The nature of ethics involves doing the right thing. Philosophers can argue all day about what that exactly means. At work, there is no debate. Ethics codes and policies define right and wrong behaviors and prohibit actions that can harm individuals, companies or communities. By following your company’s ethics policies you can avoid causing harm to others – and be a better person as a result.
You and your colleagues have moral compasses that guide your decisions and actions. Ethics policies and training help you to adjust or calibrate your compass to address work situations. When everyone’s compass points in the same direction, you work together toward common goals. A collaborative and positive environment makes it possible to accomplish things faster and better. Working toward the common good helps eliminate the selfishness that can cause problems for the community.
Strength in Numbers
A company culture based on common goals and morality tends to isolate those who are inclined to challenge the system. Since there really is strength in numbers, unethical behaviors will become more apparent and violators will understand that their actions will not be tolerated. If your workplace culture is still a work in progress, just do the right thing yourself. Follow company policy and report unacceptable behaviors whenever you witness them.
The Ethical Leader
Managers and executives play a critical role in helping to calibrate an organization's moral compass. They lead by example, whether they intend to or not. Ethical leaders will prompt employees to make ethical decisions and respond to situations appropriately. Ethical management practices make leaders better people and, by extension, those whom they supervise.
Teamwork and Ethics
Employees should always promote the overall success of their team. Having the integrity to credit your colleagues for their contributions helps to establish an atmosphere of openness and information sharing, and helps you to build better relationships. Colleagues will want to work with you on future projects, and managers might begin to see your leadership potential. You not only become a better person, but you lead by example and encourage the same behavior among your colleagues.
A careers content writer, Debra Kraft is a former English teacher whose 25-plus year corporate career includes training and mentoring.
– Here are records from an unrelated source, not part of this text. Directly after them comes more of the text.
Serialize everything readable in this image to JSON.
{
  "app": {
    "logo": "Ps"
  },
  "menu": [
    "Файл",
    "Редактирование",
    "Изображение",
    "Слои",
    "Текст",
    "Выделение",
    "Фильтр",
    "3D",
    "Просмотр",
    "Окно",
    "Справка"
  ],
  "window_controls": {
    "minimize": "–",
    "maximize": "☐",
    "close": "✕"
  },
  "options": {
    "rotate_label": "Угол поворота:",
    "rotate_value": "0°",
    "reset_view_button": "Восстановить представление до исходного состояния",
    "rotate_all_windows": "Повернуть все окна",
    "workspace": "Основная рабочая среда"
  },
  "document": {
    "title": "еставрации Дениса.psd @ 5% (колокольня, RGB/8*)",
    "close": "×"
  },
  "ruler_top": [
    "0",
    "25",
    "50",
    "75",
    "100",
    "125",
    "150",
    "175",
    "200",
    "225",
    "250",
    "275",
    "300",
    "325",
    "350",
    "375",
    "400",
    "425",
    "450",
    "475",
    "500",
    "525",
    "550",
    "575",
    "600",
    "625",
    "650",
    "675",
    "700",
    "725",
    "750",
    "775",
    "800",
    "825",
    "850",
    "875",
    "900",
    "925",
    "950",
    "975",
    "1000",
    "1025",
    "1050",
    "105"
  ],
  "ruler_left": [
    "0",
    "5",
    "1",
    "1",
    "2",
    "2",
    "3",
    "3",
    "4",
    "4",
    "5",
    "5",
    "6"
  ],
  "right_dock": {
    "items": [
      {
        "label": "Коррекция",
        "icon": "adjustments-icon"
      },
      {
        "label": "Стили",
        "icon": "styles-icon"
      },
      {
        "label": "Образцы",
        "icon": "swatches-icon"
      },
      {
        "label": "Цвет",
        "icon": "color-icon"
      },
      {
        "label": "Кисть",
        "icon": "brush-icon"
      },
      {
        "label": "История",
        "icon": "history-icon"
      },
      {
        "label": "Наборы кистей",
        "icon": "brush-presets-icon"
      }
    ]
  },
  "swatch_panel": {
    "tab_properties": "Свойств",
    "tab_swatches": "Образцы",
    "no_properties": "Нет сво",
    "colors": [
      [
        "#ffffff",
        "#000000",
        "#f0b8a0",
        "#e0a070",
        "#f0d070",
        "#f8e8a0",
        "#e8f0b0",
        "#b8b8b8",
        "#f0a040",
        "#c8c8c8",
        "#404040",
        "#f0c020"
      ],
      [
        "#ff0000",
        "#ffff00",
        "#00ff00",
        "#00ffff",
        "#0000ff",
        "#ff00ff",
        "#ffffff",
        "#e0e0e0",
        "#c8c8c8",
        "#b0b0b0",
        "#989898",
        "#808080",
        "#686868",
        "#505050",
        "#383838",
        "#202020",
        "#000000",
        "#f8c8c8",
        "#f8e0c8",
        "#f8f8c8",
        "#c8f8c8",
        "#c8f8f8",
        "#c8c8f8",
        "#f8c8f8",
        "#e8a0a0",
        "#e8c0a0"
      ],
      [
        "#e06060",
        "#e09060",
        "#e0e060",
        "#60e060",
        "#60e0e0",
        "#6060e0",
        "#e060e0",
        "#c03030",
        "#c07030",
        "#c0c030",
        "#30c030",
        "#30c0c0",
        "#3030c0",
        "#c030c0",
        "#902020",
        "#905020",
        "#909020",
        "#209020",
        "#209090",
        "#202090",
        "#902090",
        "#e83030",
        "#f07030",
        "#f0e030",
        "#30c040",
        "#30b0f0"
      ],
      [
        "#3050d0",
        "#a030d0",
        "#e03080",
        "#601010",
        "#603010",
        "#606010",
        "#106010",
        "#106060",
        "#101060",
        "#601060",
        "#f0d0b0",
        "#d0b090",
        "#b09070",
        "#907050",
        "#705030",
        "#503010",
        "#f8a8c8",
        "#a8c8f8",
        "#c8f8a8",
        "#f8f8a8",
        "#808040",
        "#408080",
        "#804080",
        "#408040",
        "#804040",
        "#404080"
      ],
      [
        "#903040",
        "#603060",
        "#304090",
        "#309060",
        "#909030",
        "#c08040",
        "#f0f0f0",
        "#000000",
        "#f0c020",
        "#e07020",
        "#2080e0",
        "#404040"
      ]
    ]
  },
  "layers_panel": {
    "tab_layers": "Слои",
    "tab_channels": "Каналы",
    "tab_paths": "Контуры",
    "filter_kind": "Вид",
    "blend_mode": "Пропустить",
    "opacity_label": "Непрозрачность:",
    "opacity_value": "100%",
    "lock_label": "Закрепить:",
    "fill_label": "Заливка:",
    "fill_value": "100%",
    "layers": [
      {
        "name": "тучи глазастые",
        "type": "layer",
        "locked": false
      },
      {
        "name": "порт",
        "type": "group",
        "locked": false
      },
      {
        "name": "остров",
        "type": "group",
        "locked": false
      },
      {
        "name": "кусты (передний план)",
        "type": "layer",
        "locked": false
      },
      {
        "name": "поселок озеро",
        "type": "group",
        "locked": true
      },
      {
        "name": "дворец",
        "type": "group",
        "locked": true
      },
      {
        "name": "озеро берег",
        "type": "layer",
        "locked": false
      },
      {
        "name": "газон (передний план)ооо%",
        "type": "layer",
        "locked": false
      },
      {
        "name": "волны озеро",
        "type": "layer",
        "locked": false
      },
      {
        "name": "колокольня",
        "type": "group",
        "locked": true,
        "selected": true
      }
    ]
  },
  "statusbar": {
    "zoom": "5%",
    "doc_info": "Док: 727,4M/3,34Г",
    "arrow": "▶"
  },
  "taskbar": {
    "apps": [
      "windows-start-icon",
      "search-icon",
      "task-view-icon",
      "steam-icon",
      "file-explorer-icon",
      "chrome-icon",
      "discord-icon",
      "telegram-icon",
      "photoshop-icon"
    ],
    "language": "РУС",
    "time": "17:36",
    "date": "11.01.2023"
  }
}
She holds a senior management position with a global automotive supplier and is a senior member of the American Society for Quality. Her areas of expertise include quality auditing, corporate compliance, Lean, ERP and IT business analysis.